**Instructions to follow:**
Among the entries that follow, find the lines holding "price" and say how many there are, with no other words.

[Supplied records Boundary: Start]

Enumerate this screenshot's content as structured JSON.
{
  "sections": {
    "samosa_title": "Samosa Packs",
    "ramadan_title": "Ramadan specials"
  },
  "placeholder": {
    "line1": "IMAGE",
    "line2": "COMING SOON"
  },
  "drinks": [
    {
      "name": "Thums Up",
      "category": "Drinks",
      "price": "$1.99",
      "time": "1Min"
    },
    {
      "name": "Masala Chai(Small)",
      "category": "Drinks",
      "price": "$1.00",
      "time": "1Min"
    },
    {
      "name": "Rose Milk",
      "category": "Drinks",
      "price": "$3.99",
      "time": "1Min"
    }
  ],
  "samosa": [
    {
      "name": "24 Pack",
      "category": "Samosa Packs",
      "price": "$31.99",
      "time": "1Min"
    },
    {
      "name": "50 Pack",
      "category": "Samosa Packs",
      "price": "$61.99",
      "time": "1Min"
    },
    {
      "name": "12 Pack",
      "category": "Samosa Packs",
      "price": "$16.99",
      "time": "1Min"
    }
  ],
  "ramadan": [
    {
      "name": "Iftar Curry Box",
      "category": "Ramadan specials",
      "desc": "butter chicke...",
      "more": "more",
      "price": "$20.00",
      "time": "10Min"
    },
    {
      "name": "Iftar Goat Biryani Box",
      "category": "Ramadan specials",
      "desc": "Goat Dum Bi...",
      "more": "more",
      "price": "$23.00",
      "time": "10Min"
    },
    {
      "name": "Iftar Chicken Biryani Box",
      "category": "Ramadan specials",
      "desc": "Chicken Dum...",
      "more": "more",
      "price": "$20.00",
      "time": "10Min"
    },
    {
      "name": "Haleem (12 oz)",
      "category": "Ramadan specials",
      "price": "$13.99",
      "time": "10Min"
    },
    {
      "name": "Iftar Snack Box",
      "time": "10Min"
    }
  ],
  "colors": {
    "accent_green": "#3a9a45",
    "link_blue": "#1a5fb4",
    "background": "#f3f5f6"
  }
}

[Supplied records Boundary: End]

**Solution below:**
10